Life, lovely while it lasts, is soon over.
Life as we know it, precious and beautiful, ends.
The body is put back in the same ground it came from.
The spirit returns to God, who first breathed it.
The words of the wise prod us to live well.
They’re like nails hammered home, holding life together.
They are given by God, the one Shepherd.
But regarding anything beyond this, dear friend, go easy. There’s no end to the publishing of books, and constant study wears you out and you’re no good for anything else.
The last and final word is this:
Do what he tells you.
And that’s it. Eventually God will bring everything that we do out into the open and judge it according to its hidden intent, whether it is good or evil.

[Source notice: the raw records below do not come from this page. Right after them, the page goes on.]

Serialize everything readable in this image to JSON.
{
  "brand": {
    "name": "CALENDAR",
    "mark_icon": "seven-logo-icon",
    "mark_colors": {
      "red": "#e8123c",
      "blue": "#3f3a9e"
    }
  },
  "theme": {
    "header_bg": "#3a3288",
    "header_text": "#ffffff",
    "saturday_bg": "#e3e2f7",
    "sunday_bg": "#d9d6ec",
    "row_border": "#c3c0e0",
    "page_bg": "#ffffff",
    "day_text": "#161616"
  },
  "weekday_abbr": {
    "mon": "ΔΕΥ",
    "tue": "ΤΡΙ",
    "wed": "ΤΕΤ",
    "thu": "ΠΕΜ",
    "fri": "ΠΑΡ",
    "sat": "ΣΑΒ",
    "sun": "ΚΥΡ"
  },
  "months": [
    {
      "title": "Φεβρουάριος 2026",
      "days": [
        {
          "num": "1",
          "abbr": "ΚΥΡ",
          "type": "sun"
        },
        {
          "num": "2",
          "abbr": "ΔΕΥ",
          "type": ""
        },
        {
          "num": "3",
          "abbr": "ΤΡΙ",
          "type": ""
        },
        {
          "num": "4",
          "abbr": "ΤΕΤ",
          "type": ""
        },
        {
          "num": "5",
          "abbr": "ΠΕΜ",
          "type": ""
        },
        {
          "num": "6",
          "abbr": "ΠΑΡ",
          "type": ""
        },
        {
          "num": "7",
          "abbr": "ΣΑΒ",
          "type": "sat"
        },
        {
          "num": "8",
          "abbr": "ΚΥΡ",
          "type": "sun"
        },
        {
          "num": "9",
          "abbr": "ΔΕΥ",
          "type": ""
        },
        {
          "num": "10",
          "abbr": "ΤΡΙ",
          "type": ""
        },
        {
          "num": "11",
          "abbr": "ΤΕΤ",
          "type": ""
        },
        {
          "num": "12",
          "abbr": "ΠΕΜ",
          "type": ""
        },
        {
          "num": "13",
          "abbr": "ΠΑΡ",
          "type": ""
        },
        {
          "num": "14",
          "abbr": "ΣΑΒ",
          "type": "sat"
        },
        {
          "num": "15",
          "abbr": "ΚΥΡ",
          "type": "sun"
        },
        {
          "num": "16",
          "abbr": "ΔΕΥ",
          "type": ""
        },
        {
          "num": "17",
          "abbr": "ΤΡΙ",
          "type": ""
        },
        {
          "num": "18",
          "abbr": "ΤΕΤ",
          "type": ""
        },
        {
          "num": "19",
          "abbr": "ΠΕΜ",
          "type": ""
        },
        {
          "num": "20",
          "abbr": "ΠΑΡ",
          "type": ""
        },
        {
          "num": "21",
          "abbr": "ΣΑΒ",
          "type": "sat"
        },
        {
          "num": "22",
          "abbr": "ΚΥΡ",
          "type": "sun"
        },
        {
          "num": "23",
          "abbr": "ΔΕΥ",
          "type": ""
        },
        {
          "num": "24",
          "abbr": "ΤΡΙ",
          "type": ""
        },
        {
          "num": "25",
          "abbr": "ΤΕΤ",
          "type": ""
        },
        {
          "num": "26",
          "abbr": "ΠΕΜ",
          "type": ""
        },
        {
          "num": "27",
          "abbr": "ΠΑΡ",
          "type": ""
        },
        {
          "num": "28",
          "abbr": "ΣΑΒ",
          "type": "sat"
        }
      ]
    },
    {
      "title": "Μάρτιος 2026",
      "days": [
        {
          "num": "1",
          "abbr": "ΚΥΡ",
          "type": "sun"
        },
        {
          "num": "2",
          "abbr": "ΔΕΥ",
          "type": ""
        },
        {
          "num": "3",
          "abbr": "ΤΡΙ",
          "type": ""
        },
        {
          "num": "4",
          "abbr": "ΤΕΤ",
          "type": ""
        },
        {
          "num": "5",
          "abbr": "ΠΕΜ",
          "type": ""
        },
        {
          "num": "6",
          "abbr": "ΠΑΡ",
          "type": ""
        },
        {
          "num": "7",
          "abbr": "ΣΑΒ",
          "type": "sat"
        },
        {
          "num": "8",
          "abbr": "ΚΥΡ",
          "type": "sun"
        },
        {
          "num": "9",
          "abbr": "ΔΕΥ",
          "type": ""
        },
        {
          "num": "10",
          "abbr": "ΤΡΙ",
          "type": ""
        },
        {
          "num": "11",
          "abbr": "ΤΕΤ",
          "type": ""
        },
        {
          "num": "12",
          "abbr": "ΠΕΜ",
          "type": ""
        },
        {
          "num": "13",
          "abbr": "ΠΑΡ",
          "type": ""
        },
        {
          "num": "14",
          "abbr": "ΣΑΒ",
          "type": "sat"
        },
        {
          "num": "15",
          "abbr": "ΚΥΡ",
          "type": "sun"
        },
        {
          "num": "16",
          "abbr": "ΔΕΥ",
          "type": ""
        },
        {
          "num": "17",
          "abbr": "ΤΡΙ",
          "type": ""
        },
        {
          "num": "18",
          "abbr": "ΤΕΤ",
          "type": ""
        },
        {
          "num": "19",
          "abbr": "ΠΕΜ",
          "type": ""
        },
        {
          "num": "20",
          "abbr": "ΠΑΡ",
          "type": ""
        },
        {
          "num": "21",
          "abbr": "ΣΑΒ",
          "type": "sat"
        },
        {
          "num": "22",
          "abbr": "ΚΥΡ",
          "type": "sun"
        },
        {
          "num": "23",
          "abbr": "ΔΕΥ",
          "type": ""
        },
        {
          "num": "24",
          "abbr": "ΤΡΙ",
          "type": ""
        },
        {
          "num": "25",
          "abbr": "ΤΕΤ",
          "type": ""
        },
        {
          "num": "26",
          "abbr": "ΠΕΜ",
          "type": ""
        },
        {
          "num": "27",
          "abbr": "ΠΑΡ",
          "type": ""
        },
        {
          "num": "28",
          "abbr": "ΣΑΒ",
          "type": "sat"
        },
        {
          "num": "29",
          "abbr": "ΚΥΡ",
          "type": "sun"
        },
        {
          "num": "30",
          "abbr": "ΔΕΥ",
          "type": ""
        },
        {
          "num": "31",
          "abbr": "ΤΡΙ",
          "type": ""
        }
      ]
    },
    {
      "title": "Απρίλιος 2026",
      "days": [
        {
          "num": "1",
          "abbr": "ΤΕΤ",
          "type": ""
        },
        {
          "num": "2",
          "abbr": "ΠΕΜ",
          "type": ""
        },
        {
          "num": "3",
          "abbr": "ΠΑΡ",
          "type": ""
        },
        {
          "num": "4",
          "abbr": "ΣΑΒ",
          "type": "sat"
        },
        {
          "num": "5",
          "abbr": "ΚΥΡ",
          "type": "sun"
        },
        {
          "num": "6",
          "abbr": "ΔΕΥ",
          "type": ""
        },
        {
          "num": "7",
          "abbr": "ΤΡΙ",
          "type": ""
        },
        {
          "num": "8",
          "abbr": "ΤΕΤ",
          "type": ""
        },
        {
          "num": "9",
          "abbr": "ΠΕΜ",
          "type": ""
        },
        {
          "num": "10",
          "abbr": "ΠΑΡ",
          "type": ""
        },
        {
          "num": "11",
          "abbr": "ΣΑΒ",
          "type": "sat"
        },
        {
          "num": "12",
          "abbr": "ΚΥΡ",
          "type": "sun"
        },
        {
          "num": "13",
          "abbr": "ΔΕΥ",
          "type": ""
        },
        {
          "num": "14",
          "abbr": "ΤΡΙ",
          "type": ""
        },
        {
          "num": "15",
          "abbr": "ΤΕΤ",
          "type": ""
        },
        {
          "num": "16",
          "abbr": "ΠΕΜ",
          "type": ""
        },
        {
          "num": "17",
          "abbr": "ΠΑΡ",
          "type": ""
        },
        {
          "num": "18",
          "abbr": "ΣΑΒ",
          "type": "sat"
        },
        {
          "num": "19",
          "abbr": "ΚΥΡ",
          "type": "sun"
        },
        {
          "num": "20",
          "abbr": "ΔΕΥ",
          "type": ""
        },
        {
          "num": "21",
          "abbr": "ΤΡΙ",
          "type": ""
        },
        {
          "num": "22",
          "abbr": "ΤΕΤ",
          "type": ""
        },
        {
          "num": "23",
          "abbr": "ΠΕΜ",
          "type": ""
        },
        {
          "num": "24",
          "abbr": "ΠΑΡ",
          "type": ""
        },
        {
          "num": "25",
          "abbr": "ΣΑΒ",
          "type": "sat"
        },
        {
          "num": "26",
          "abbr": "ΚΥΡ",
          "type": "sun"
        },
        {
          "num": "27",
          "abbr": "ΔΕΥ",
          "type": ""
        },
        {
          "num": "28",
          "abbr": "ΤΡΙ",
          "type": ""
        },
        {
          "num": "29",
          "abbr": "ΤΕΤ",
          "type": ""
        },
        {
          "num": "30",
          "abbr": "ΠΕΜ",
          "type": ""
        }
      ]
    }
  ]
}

Ecclesiastes ends with the somber reality that all of life, everything that gives us significance, is temporary. In light of this temporary existence, the simple encouragement from the Teacher is to respect God and be responsive to how we sense God’s call in our life.
At a visceral level, this is dangerous. We want to have a clear path charted for us that will give us the security in knowing that we have lived our life well and that our efforts will endure. We need to know that in the unknown existence beyond what we experience now, we will have security.
And so, we organize our lives into a neat, orderly existence. We categorize our life into spiritual investments—so much “devotional” times, church attendance, Bible reading, community service—that will pay dividends to us on the other side. The pursuit of the spiritual equation can lock us into a life that is religiously respectable, but does not enliven our spirit or provide the experience of God’s tangible presence.
The Teacher’s words break us out of worshiping our religious constructs by offering the simplest wisdom: Fear God. Do what he tells you. And that’s it. It makes me think of similar summations, such as Micah 6:8 or Matthew 22:36-40.
The encouragement to me from the Teacher is this: We have vast universes of possible faithfulness extending beyond our comprehension. The systems of behavior that we manufacture to feel secure in our relationship with God are also meaningless, not because they were not important, but because from God’s perspective, they are too miniscule. We have freedom in following after God when we understand that his relentless grace is revealed to us in the life, death, and resurrection of Jesus and that all possible gain from spiritual exertion begins and ends in what Jesus has done. He is the constant in the equation, the security in the unknown future, and the revelation of the spirit of God, the source of all life.
- Michael Shepherd